## Exercise
In the material below, how many lines contain the word "NONE"? The reply must be that number alone.

## Entries shown
+ + + + + + +
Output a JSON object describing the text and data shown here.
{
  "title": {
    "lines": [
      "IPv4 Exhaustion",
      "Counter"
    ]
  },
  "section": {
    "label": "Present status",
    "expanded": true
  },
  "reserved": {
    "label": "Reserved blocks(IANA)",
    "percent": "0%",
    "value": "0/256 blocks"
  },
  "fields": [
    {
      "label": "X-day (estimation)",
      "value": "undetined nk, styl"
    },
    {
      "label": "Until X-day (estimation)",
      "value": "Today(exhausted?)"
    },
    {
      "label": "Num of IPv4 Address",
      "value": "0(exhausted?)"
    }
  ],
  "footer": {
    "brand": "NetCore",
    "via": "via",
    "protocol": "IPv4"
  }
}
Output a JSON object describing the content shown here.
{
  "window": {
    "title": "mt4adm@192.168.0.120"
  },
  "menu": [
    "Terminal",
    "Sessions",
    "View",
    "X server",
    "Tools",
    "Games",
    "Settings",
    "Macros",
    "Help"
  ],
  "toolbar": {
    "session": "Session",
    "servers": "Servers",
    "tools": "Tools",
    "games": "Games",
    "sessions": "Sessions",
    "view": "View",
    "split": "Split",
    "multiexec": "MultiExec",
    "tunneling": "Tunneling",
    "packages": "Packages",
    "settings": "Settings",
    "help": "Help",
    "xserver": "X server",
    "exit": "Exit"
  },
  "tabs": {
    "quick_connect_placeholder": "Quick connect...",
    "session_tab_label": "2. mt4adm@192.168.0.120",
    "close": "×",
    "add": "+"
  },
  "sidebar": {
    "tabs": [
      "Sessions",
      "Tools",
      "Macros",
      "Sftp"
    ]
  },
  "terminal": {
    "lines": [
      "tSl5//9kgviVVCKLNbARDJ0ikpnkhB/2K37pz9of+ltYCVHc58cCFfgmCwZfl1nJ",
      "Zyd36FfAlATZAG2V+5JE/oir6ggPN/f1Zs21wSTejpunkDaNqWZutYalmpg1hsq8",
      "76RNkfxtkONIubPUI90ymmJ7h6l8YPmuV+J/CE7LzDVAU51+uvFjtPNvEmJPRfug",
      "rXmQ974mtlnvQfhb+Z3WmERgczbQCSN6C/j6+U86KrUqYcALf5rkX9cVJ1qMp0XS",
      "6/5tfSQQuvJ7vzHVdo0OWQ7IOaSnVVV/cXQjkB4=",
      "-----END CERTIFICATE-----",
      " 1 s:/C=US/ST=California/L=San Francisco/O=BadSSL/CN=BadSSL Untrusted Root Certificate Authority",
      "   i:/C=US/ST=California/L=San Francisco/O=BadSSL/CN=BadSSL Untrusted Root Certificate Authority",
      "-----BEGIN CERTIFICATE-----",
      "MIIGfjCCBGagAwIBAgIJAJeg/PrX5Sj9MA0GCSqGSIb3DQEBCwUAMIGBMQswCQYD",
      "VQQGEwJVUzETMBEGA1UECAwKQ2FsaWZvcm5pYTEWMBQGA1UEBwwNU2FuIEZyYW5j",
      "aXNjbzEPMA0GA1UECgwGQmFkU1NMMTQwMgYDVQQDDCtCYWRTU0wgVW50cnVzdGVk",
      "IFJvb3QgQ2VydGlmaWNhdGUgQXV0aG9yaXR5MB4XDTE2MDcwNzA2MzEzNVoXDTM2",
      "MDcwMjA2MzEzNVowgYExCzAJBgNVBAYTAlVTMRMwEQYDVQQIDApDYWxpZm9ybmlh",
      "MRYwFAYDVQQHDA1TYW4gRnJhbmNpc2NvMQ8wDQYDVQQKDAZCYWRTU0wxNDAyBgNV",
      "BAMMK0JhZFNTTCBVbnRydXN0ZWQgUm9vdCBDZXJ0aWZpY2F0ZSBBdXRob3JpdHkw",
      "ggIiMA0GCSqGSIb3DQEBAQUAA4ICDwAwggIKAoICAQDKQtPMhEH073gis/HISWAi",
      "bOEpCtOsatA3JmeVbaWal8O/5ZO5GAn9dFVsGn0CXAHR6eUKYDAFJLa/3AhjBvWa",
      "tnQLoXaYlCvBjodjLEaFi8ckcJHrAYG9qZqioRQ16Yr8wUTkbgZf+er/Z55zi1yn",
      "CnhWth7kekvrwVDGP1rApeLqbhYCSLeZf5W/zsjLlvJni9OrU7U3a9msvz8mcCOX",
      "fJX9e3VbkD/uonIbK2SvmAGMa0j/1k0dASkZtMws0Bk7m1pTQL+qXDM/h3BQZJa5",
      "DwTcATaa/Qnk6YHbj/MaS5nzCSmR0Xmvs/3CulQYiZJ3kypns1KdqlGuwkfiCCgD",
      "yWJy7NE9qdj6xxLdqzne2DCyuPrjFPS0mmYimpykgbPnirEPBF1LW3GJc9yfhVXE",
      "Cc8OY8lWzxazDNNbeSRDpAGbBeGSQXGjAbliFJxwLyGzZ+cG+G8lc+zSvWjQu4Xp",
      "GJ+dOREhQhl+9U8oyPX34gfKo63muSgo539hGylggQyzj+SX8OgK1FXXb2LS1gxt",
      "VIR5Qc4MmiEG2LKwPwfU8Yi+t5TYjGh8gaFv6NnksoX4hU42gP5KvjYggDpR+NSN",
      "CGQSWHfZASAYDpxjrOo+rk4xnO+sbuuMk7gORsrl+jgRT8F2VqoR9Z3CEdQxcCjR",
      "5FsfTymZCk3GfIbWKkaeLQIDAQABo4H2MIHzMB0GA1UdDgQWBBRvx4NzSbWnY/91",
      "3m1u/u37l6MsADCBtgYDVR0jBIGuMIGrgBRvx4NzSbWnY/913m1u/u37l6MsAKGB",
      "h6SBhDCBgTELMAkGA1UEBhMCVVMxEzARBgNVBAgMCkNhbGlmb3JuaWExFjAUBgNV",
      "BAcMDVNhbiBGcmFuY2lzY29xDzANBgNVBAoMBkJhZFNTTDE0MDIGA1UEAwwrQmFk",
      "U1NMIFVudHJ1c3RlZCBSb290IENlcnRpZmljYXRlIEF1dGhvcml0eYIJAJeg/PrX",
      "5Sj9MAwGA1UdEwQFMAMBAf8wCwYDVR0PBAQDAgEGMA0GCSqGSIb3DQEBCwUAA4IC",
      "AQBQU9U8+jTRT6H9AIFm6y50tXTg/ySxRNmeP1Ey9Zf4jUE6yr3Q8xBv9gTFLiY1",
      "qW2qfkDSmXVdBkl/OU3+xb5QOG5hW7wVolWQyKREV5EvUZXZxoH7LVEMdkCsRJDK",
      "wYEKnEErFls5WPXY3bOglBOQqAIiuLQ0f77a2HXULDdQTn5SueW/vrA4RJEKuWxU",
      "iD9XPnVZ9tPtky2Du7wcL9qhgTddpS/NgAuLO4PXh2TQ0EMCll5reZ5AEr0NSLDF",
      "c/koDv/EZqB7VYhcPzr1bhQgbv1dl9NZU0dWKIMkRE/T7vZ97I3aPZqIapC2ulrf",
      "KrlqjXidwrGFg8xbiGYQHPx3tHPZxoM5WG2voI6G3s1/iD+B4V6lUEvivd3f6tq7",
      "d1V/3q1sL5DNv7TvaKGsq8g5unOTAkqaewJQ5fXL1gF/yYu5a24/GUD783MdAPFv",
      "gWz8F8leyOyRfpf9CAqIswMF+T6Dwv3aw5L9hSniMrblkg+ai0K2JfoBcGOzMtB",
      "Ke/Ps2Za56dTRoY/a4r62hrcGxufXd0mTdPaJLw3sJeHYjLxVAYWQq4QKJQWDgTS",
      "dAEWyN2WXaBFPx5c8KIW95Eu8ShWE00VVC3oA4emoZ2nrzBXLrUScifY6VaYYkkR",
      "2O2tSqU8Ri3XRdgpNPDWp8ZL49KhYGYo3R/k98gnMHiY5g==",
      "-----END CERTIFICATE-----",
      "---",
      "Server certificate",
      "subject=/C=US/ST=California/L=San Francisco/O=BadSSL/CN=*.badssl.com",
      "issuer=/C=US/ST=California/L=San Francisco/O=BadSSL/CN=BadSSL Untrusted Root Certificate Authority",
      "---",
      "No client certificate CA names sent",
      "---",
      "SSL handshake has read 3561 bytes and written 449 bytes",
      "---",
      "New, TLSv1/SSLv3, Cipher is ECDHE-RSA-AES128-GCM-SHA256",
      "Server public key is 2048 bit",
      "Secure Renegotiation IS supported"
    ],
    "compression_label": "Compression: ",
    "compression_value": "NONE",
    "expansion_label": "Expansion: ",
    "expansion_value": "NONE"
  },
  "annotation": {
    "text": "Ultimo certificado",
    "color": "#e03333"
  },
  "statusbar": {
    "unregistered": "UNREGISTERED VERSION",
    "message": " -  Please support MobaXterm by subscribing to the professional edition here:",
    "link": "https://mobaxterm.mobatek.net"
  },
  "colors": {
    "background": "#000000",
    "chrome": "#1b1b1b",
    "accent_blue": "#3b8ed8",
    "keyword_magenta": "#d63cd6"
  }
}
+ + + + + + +
## Exercise response
2